## Your task
Pictures are not part of the copy; repeat everything else in the records exactly.

## Data extracts
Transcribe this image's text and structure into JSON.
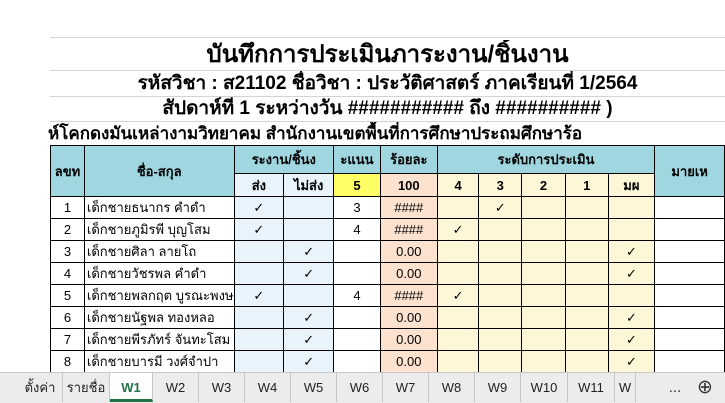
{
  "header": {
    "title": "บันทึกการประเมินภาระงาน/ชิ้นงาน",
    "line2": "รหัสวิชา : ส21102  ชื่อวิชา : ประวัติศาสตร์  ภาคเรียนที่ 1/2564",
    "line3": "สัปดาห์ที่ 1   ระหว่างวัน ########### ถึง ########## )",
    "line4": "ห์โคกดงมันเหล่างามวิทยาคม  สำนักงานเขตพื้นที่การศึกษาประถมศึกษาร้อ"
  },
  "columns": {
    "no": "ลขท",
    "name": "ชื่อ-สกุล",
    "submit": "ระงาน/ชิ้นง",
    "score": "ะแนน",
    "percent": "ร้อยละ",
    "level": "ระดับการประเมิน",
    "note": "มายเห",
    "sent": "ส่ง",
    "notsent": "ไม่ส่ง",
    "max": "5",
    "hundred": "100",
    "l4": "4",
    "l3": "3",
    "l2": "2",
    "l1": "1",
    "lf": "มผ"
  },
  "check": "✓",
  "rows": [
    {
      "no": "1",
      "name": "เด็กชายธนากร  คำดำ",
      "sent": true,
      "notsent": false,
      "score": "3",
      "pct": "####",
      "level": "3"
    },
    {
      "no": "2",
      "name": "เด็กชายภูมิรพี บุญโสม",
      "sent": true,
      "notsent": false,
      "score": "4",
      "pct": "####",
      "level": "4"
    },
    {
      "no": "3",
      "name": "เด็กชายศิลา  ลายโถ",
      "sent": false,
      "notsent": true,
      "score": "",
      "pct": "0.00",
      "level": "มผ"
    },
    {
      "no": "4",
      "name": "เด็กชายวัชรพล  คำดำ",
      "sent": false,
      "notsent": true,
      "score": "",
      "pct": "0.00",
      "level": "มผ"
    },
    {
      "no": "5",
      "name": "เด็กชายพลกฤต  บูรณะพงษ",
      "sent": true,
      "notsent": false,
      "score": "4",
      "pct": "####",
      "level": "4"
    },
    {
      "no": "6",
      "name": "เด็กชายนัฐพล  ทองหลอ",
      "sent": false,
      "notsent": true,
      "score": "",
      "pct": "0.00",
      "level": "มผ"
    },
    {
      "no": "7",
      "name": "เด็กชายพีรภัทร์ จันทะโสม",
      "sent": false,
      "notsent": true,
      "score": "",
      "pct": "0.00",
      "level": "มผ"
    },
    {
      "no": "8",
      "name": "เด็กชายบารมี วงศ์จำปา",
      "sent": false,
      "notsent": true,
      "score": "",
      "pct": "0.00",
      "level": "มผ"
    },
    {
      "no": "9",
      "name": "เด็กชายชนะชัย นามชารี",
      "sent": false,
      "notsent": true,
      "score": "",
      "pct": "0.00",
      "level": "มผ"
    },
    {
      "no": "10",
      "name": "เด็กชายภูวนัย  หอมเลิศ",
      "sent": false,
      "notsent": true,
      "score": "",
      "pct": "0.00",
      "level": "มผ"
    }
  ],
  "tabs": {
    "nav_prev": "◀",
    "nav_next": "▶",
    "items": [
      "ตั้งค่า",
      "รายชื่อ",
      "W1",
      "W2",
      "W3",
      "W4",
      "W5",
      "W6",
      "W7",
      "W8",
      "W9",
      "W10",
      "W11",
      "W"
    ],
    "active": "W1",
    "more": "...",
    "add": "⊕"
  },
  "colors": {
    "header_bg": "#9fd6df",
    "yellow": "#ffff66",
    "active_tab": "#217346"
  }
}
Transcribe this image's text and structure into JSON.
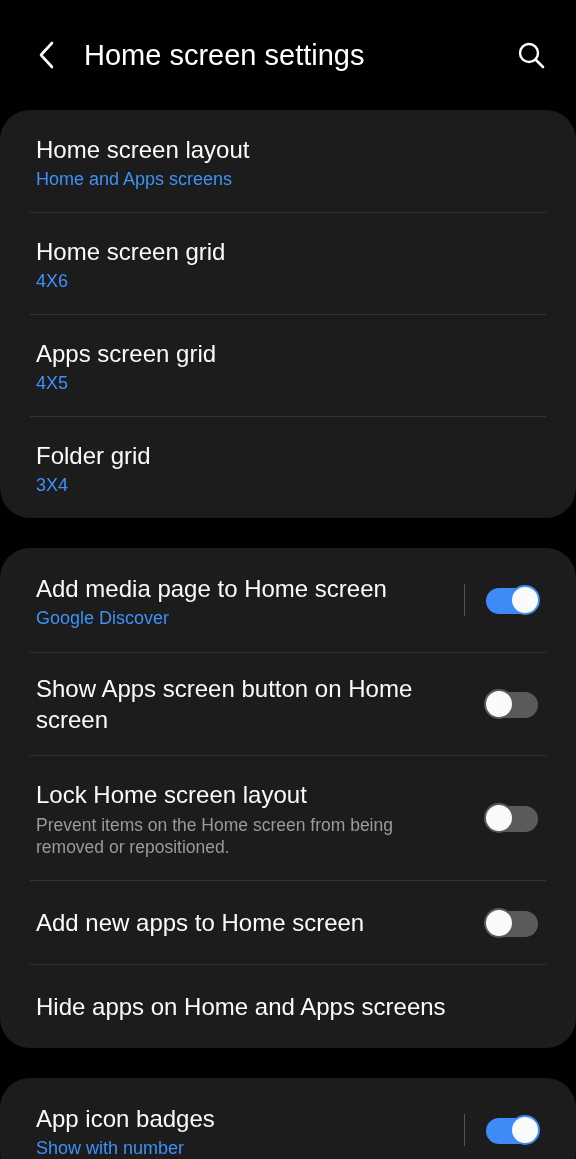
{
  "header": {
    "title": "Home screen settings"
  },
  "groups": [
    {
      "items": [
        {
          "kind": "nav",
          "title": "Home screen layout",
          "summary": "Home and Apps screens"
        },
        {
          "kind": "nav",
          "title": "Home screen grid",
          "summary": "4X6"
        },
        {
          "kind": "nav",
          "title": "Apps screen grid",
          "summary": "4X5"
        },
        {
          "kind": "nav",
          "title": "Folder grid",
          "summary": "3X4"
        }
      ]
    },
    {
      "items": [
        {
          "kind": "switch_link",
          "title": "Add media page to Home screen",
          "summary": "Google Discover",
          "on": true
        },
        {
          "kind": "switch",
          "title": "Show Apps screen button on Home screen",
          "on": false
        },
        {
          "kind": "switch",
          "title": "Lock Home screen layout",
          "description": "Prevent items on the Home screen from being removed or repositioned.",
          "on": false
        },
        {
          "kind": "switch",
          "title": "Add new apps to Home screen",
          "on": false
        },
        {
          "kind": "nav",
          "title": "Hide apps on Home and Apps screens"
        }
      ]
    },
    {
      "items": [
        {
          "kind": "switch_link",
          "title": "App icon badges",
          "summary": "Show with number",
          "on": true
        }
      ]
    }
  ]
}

## Solution to this task
Transcribe this image's text and structure into JSON.
{
  "header": {
    "title": "บันทึกการประเมินภาระงาน/ชิ้นงาน",
    "line2": "รหัสวิชา : ส21102  ชื่อวิชา : ประวัติศาสตร์  ภาคเรียนที่ 1/2564",
    "line3": "สัปดาห์ที่ 1   ระหว่างวัน ########### ถึง ########## )",
    "line4": "ห์โคกดงมันเหล่างามวิทยาคม  สำนักงานเขตพื้นที่การศึกษาประถมศึกษาร้อ"
  },
  "columns": {
    "no": "ลขท",
    "name": "ชื่อ-สกุล",
    "submit": "ระงาน/ชิ้นง",
    "score": "ะแนน",
    "percent": "ร้อยละ",
    "level": "ระดับการประเมิน",
    "note": "มายเห",
    "sent": "ส่ง",
    "notsent": "ไม่ส่ง",
    "max": "5",
    "hundred": "100",
    "l4": "4",
    "l3": "3",
    "l2": "2",
    "l1": "1",
    "lf": "มผ"
  },
  "check": "✓",
  "rows": [
    {
      "no": "1",
      "name": "เด็กชายธนากร  คำดำ",
      "sent": true,
      "notsent": false,
      "score": "3",
      "pct": "####",
      "level": "3"
    },
    {
      "no": "2",
      "name": "เด็กชายภูมิรพี บุญโสม",
      "sent": true,
      "notsent": false,
      "score": "4",
      "pct": "####",
      "level": "4"
    },
    {
      "no": "3",
      "name": "เด็กชายศิลา  ลายโถ",
      "sent": false,
      "notsent": true,
      "score": "",
      "pct": "0.00",
      "level": "มผ"
    },
    {
      "no": "4",
      "name": "เด็กชายวัชรพล  คำดำ",
      "sent": false,
      "notsent": true,
      "score": "",
      "pct": "0.00",
      "level": "มผ"
    },
    {
      "no": "5",
      "name": "เด็กชายพลกฤต  บูรณะพงษ",
      "sent": true,
      "notsent": false,
      "score": "4",
      "pct": "####",
      "level": "4"
    },
    {
      "no": "6",
      "name": "เด็กชายนัฐพล  ทองหลอ",
      "sent": false,
      "notsent": true,
      "score": "",
      "pct": "0.00",
      "level": "มผ"
    },
    {
      "no": "7",
      "name": "เด็กชายพีรภัทร์ จันทะโสม",
      "sent": false,
      "notsent": true,
      "score": "",
      "pct": "0.00",
      "level": "มผ"
    },
    {
      "no": "8",
      "name": "เด็กชายบารมี วงศ์จำปา",
      "sent": false,
      "notsent": true,
      "score": "",
      "pct": "0.00",
      "level": "มผ"
    },
    {
      "no": "9",
      "name": "เด็กชายชนะชัย นามชารี",
      "sent": false,
      "notsent": true,
      "score": "",
      "pct": "0.00",
      "level": "มผ"
    },
    {
      "no": "10",
      "name": "เด็กชายภูวนัย  หอมเลิศ",
      "sent": false,
      "notsent": true,
      "score": "",
      "pct": "0.00",
      "level": "มผ"
    }
  ],
  "tabs": {
    "nav_prev": "◀",
    "nav_next": "▶",
    "items": [
      "ตั้งค่า",
      "รายชื่อ",
      "W1",
      "W2",
      "W3",
      "W4",
      "W5",
      "W6",
      "W7",
      "W8",
      "W9",
      "W10",
      "W11",
      "W"
    ],
    "active": "W1",
    "more": "...",
    "add": "⊕"
  },
  "colors": {
    "header_bg": "#9fd6df",
    "yellow": "#ffff66",
    "active_tab": "#217346"
  }
}
Transcribe this image's text and structure into JSON.
{
  "header": {
    "title": "Home screen settings"
  },
  "groups": [
    {
      "items": [
        {
          "kind": "nav",
          "title": "Home screen layout",
          "summary": "Home and Apps screens"
        },
        {
          "kind": "nav",
          "title": "Home screen grid",
          "summary": "4X6"
        },
        {
          "kind": "nav",
          "title": "Apps screen grid",
          "summary": "4X5"
        },
        {
          "kind": "nav",
          "title": "Folder grid",
          "summary": "3X4"
        }
      ]
    },
    {
      "items": [
        {
          "kind": "switch_link",
          "title": "Add media page to Home screen",
          "summary": "Google Discover",
          "on": true
        },
        {
          "kind": "switch",
          "title": "Show Apps screen button on Home screen",
          "on": false
        },
        {
          "kind": "switch",
          "title": "Lock Home screen layout",
          "description": "Prevent items on the Home screen from being removed or repositioned.",
          "on": false
        },
        {
          "kind": "switch",
          "title": "Add new apps to Home screen",
          "on": false
        },
        {
          "kind": "nav",
          "title": "Hide apps on Home and Apps screens"
        }
      ]
    },
    {
      "items": [
        {
          "kind": "switch_link",
          "title": "App icon badges",
          "summary": "Show with number",
          "on": true
        }
      ]
    }
  ]
}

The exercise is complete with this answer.